A collaboration between shipbuilder Swiftships and the University of Louisiana at Lafayette imagines the possibility of captainless boats navigating inland waterways near and far.
The Anaconda is a 35-foot boat marketed worldwide to military outfits seeking nimble maneuverability in tight and shallow waterways. UL researchers took to the Atchafalaya River Tuesday to demonstrate their progress outfitting the boat to autonomously navigate the challenges posed by inland waterways.
With the slide of an single finger across the screen of an iPad, the boat's Rolls Royce thrusters jolt to life, and the craft's direction follows the finger's drag.
“Today is remote control,” said Arun Lakhotia, professor of computer science at UL and the lead faculty member on the project. “It's to show that we can reliably communicate with the boat using an iPad and not crash.”
It's still early in the development project, which Morgan City-based Swiftships wants to make into something comparable to the U.S. military's Predator Drone but for inland waterways.
“This is the very first step in making it completely controlled by the computer,” Lakhotia said, adding focus will now turn to making the boat more “self-aware” of its surroundings and potential obstacles.

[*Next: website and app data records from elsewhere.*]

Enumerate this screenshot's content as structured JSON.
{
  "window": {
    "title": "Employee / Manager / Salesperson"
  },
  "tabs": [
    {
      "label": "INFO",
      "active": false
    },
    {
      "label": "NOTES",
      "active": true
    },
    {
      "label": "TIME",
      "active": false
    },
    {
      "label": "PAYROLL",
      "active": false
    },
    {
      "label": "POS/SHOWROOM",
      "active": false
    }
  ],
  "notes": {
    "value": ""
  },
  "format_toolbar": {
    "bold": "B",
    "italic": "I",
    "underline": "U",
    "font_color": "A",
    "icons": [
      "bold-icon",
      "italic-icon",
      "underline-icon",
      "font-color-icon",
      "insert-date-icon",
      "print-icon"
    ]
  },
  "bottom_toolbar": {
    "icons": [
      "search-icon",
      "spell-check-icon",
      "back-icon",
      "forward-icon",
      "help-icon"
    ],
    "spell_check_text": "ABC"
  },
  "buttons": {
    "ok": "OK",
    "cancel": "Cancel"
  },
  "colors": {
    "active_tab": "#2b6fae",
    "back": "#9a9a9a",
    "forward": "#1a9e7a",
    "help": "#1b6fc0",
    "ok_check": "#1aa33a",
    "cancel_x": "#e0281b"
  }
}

This will be achieved by employing a battery of sensors, including traditional optics, sonar and sophisticated laser-imaging technology to allow precise movement, Lakhotia said. He estimates his team is about a year and a half from having a boat that can autonomously operate at low speed.
While technology for automated navigation on water exists, Swiftships is hoping to develop a product capable of reacting to obstructions so humans can be taken out of dangerous situations, Swiftship's Director of Special Programs Eric Geibel said.
The Anaconda was initially developed more than a decade ago as part of an unsuccessful manned prototype seeking a U.S. Special Forces contract.
The boat can carry 22 and hit top speeds of 54 mph. It's designed for “extreme maneuverability” and the flexibility to be outfitted with anything from research equipment to automatic weapons, Swiftship President Jeff Leleux said, noting the Egyptians and Iraqis have purchased their special operations products.
The 43-year-old company has a history of developing military craft that dates back to the Vietnam War. Today the shipbuilder has orders for crew boats, barges and oilfield service vessels, Leleux said as he stood in front of the steel husks of two 150-foot oilfield service boats on order from Iraq's national oil company.
Once fully developed, the navigation system and boat probably will be marketed as a rescue or reconnaissance boat for military applications. Combat applications are also a possibility, Leleux said.
Lakhotia said the technology could have implications much closer than a foreign battlefield as the broader goal is to translate to technology to other platforms.
“It can be transformative to the region,” Lakhotia said, imagining unmanned barges and offshore service vessels on local rivers and bayous.
He added they are seeking to make the technology so precise it could at least aid in the duties of a vessel captain in situations where human presence is required.
Lakhotia's team caught the company's eye more than six years ago when UL's semi-autonomous Cajun Bot competed against schools like MIT and Cal Tech in the 2005 and 2006 Grand Challenge, which was hosted by an offshoot of the Department of Defense.
“It's a beautiful collaboration between industry and the university,” Lakhotia said, explaining the university has a research and development contract with Swiftships that will see any commercial success of the product benefit the institution.
The oilfield's private industry is known more for its secrecy than technical collaboration with academic institutions, something the development of such a product could change, Lakhotia said.
“We can do research as well as any place, and we want the oilfield to take advantage of the resources we have,” Lakhotia said. “It's no longer good enough to say 'We have a great weld shop.' We are pushing boundaries.”
Rep. Charles Boustany, R-Lafayette, took the boat for a spin and said the technology is indicative of the innovation needed to grow Louisiana's shipbuilding industry.